In August 2017, rumors began circulating that U.S. Citizenship and Immigration Services was denying applications for advance parole if the applicant had departed the US before the application was approved.
Soon after these reports surfaced, USCIS officially confirmed the change, which was implemented without formal announcement or advance notice of any kind. Since then, USCIS has indiscriminately applied the policy, including to those who traveled with their existing valid advance paroles (for example, while their renewals were pending) or on valid “dual intent” visas, such as H and L.
H and L workers have historically traveled freely and without adverse impact after filing both advance parole and adjustment applications, while others – such as those on E, O, P, and TN visas – are held to a “non-immigrant” intent standard and must wait for advance parole before traveling.
This week, USCIS revised its advance parole policy yet again, this time by adding “Special Instructions” to its website, Application for Travel Document | USCIS, which read as follows:
If you file Form I-131 … to request an advance parole document and depart the United States without possession of an advance parole document that is valid for the entire time you are abroad, your Form I-131 will be considered abandoned. At times, an individual may have an approved advance parole document while a second one is pending. [Those] individuals may travel … provided the document is valid for the entire duration of the time abroad. The pending Form I-131 will not be considered abandoned in this situation.
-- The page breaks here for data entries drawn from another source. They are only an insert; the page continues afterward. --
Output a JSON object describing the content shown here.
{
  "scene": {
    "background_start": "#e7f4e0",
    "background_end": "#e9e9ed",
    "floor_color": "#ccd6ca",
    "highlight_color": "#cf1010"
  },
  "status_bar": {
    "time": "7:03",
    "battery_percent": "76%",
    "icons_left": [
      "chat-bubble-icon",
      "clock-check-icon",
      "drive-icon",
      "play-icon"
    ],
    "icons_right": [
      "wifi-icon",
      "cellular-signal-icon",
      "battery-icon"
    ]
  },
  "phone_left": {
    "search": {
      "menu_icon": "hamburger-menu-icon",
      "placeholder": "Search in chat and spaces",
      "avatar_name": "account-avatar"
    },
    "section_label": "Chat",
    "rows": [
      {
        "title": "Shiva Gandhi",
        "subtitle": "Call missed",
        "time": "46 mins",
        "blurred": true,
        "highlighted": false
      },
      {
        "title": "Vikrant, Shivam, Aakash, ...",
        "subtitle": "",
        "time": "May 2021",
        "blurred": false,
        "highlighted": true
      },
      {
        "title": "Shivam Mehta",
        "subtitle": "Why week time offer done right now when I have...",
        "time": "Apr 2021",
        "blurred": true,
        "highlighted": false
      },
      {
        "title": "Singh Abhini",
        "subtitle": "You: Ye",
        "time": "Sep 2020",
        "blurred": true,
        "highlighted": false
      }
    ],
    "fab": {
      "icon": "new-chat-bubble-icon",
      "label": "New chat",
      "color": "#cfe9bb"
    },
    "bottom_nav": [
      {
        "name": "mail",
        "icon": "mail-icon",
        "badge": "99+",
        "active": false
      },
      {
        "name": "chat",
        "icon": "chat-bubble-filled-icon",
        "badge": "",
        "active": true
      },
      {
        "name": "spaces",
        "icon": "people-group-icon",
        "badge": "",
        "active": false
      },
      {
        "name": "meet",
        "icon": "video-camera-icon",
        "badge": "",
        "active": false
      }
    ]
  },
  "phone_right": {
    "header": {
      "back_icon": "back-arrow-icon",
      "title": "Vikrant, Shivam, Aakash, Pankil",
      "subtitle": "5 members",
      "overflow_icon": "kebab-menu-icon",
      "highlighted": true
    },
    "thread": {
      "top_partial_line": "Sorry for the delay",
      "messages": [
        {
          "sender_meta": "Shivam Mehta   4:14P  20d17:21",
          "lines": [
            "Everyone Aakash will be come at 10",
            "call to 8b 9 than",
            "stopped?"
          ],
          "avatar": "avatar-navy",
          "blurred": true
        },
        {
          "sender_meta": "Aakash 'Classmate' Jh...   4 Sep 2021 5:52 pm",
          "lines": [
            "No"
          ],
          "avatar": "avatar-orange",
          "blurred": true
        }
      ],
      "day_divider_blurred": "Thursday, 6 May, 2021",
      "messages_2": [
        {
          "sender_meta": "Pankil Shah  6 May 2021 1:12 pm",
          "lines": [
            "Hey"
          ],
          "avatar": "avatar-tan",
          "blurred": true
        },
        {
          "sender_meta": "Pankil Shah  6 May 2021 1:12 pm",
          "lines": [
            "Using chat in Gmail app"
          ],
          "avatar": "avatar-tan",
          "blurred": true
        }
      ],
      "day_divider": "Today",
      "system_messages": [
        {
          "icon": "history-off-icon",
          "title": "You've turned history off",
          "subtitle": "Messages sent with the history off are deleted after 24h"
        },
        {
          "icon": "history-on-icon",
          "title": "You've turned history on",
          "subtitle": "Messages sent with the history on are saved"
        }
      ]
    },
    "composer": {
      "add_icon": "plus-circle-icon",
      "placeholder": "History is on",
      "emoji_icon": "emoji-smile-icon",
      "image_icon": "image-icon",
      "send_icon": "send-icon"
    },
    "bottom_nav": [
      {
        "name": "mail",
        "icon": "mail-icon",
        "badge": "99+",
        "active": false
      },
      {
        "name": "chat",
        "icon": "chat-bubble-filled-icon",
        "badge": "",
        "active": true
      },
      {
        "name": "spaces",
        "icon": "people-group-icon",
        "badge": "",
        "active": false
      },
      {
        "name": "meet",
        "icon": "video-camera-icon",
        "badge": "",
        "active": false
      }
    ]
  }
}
Since these “Special Instructions” do not exempt “dual intent” nonimmigrants, H and L workers should expect continuing denials of their advance parole applications unless they hold existing parole valid for the entire duration of their foreign trips.